What the task requires
Restate the records in full, so that each line matches the original exactly.

═══ Data excerpts

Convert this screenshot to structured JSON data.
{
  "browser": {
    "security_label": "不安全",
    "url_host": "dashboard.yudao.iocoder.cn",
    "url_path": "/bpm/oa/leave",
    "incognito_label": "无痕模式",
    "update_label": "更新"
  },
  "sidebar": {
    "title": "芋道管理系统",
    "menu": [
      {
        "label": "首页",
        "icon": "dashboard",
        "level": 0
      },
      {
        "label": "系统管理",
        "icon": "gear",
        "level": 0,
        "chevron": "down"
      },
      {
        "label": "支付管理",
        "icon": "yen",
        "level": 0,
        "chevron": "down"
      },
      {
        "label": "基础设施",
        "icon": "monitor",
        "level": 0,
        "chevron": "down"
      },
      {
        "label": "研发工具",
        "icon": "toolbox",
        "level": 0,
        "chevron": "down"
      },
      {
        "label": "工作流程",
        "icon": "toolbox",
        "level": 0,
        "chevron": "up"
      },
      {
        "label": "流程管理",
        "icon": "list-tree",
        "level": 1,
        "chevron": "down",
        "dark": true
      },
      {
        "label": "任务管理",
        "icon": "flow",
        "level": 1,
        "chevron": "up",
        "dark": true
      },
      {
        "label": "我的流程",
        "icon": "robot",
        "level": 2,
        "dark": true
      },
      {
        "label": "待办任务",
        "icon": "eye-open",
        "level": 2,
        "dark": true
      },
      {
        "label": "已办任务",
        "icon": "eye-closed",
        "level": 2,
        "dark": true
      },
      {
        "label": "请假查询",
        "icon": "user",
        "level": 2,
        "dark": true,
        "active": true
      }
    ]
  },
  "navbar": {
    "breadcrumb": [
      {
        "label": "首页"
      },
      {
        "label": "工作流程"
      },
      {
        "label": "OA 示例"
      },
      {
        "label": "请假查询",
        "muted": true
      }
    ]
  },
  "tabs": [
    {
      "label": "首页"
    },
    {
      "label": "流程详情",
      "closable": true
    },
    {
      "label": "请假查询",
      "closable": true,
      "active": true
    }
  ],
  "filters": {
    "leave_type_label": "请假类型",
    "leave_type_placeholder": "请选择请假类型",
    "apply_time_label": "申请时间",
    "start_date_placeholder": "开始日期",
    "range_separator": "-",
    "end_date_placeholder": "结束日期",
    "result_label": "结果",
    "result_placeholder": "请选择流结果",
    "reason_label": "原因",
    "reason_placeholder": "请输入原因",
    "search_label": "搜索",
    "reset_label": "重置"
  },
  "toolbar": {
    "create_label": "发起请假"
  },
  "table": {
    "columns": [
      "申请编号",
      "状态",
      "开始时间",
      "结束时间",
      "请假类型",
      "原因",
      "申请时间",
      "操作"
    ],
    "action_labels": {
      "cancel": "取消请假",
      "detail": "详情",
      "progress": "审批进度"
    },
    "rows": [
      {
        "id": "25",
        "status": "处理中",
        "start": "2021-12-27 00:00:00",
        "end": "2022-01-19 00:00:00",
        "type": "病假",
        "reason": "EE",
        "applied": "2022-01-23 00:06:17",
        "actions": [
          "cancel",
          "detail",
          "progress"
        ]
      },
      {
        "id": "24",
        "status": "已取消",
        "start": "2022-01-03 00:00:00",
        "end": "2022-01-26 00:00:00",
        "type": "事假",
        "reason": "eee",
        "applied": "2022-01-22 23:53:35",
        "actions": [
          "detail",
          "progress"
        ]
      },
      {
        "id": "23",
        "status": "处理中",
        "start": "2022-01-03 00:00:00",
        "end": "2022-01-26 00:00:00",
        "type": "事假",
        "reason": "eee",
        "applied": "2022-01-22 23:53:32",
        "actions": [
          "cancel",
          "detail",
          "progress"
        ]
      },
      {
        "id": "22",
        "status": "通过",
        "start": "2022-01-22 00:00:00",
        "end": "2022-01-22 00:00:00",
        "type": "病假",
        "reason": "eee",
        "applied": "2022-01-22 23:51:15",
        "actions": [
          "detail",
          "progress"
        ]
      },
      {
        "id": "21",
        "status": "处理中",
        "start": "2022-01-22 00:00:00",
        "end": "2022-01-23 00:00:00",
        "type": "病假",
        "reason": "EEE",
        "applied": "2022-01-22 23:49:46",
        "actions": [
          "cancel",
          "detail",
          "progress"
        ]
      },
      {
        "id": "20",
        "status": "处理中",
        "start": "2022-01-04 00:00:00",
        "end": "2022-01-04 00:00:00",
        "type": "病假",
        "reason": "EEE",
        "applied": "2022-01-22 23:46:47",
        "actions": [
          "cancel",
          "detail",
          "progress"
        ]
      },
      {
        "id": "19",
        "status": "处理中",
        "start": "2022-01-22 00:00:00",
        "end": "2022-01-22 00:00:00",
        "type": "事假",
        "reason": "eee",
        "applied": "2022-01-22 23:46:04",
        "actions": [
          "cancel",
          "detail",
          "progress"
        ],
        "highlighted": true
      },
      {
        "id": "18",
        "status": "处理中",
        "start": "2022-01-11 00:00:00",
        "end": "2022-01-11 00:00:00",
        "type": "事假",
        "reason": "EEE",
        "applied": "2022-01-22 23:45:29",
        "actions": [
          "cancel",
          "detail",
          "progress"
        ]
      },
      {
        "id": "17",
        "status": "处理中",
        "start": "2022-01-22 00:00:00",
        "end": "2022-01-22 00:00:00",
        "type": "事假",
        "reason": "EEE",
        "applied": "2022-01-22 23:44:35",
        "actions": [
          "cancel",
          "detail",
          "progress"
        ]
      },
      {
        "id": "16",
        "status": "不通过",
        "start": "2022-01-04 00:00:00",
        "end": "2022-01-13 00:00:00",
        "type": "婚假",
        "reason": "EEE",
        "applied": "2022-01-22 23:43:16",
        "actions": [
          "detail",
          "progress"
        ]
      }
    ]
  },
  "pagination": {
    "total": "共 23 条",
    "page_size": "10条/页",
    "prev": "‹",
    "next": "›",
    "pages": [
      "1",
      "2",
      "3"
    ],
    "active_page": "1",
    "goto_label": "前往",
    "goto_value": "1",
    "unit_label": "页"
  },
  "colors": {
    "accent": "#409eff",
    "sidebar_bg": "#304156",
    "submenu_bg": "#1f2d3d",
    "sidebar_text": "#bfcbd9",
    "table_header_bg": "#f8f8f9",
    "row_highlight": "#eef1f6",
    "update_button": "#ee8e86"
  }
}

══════

Solution for this exercise
Convert this screenshot to structured JSON data.
{
  "browser": {
    "security_label": "不安全",
    "url_host": "dashboard.yudao.iocoder.cn",
    "url_path": "/bpm/oa/leave",
    "incognito_label": "无痕模式",
    "update_label": "更新"
  },
  "sidebar": {
    "title": "芋道管理系统",
    "menu": [
      {
        "label": "首页",
        "icon": "dashboard",
        "level": 0
      },
      {
        "label": "系统管理",
        "icon": "gear",
        "level": 0,
        "chevron": "down"
      },
      {
        "label": "支付管理",
        "icon": "yen",
        "level": 0,
        "chevron": "down"
      },
      {
        "label": "基础设施",
        "icon": "monitor",
        "level": 0,
        "chevron": "down"
      },
      {
        "label": "研发工具",
        "icon": "toolbox",
        "level": 0,
        "chevron": "down"
      },
      {
        "label": "工作流程",
        "icon": "toolbox",
        "level": 0,
        "chevron": "up"
      },
      {
        "label": "流程管理",
        "icon": "list-tree",
        "level": 1,
        "chevron": "down",
        "dark": true
      },
      {
        "label": "任务管理",
        "icon": "flow",
        "level": 1,
        "chevron": "up",
        "dark": true
      },
      {
        "label": "我的流程",
        "icon": "robot",
        "level": 2,
        "dark": true
      },
      {
        "label": "待办任务",
        "icon": "eye-open",
        "level": 2,
        "dark": true
      },
      {
        "label": "已办任务",
        "icon": "eye-closed",
        "level": 2,
        "dark": true
      },
      {
        "label": "请假查询",
        "icon": "user",
        "level": 2,
        "dark": true,
        "active": true
      }
    ]
  },
  "navbar": {
    "breadcrumb": [
      {
        "label": "首页"
      },
      {
        "label": "工作流程"
      },
      {
        "label": "OA 示例"
      },
      {
        "label": "请假查询",
        "muted": true
      }
    ]
  },
  "tabs": [
    {
      "label": "首页"
    },
    {
      "label": "流程详情",
      "closable": true
    },
    {
      "label": "请假查询",
      "closable": true,
      "active": true
    }
  ],
  "filters": {
    "leave_type_label": "请假类型",
    "leave_type_placeholder": "请选择请假类型",
    "apply_time_label": "申请时间",
    "start_date_placeholder": "开始日期",
    "range_separator": "-",
    "end_date_placeholder": "结束日期",
    "result_label": "结果",
    "result_placeholder": "请选择流结果",
    "reason_label": "原因",
    "reason_placeholder": "请输入原因",
    "search_label": "搜索",
    "reset_label": "重置"
  },
  "toolbar": {
    "create_label": "发起请假"
  },
  "table": {
    "columns": [
      "申请编号",
      "状态",
      "开始时间",
      "结束时间",
      "请假类型",
      "原因",
      "申请时间",
      "操作"
    ],
    "action_labels": {
      "cancel": "取消请假",
      "detail": "详情",
      "progress": "审批进度"
    },
    "rows": [
      {
        "id": "25",
        "status": "处理中",
        "start": "2021-12-27 00:00:00",
        "end": "2022-01-19 00:00:00",
        "type": "病假",
        "reason": "EE",
        "applied": "2022-01-23 00:06:17",
        "actions": [
          "cancel",
          "detail",
          "progress"
        ]
      },
      {
        "id": "24",
        "status": "已取消",
        "start": "2022-01-03 00:00:00",
        "end": "2022-01-26 00:00:00",
        "type": "事假",
        "reason": "eee",
        "applied": "2022-01-22 23:53:35",
        "actions": [
          "detail",
          "progress"
        ]
      },
      {
        "id": "23",
        "status": "处理中",
        "start": "2022-01-03 00:00:00",
        "end": "2022-01-26 00:00:00",
        "type": "事假",
        "reason": "eee",
        "applied": "2022-01-22 23:53:32",
        "actions": [
          "cancel",
          "detail",
          "progress"
        ]
      },
      {
        "id": "22",
        "status": "通过",
        "start": "2022-01-22 00:00:00",
        "end": "2022-01-22 00:00:00",
        "type": "病假",
        "reason": "eee",
        "applied": "2022-01-22 23:51:15",
        "actions": [
          "detail",
          "progress"
        ]
      },
      {
        "id": "21",
        "status": "处理中",
        "start": "2022-01-22 00:00:00",
        "end": "2022-01-23 00:00:00",
        "type": "病假",
        "reason": "EEE",
        "applied": "2022-01-22 23:49:46",
        "actions": [
          "cancel",
          "detail",
          "progress"
        ]
      },
      {
        "id": "20",
        "status": "处理中",
        "start": "2022-01-04 00:00:00",
        "end": "2022-01-04 00:00:00",
        "type": "病假",
        "reason": "EEE",
        "applied": "2022-01-22 23:46:47",
        "actions": [
          "cancel",
          "detail",
          "progress"
        ]
      },
      {
        "id": "19",
        "status": "处理中",
        "start": "2022-01-22 00:00:00",
        "end": "2022-01-22 00:00:00",
        "type": "事假",
        "reason": "eee",
        "applied": "2022-01-22 23:46:04",
        "actions": [
          "cancel",
          "detail",
          "progress"
        ],
        "highlighted": true
      },
      {
        "id": "18",
        "status": "处理中",
        "start": "2022-01-11 00:00:00",
        "end": "2022-01-11 00:00:00",
        "type": "事假",
        "reason": "EEE",
        "applied": "2022-01-22 23:45:29",
        "actions": [
          "cancel",
          "detail",
          "progress"
        ]
      },
      {
        "id": "17",
        "status": "处理中",
        "start": "2022-01-22 00:00:00",
        "end": "2022-01-22 00:00:00",
        "type": "事假",
        "reason": "EEE",
        "applied": "2022-01-22 23:44:35",
        "actions": [
          "cancel",
          "detail",
          "progress"
        ]
      },
      {
        "id": "16",
        "status": "不通过",
        "start": "2022-01-04 00:00:00",
        "end": "2022-01-13 00:00:00",
        "type": "婚假",
        "reason": "EEE",
        "applied": "2022-01-22 23:43:16",
        "actions": [
          "detail",
          "progress"
        ]
      }
    ]
  },
  "pagination": {
    "total": "共 23 条",
    "page_size": "10条/页",
    "prev": "‹",
    "next": "›",
    "pages": [
      "1",
      "2",
      "3"
    ],
    "active_page": "1",
    "goto_label": "前往",
    "goto_value": "1",
    "unit_label": "页"
  },
  "colors": {
    "accent": "#409eff",
    "sidebar_bg": "#304156",
    "submenu_bg": "#1f2d3d",
    "sidebar_text": "#bfcbd9",
    "table_header_bg": "#f8f8f9",
    "row_highlight": "#eef1f6",
    "update_button": "#ee8e86"
  }
}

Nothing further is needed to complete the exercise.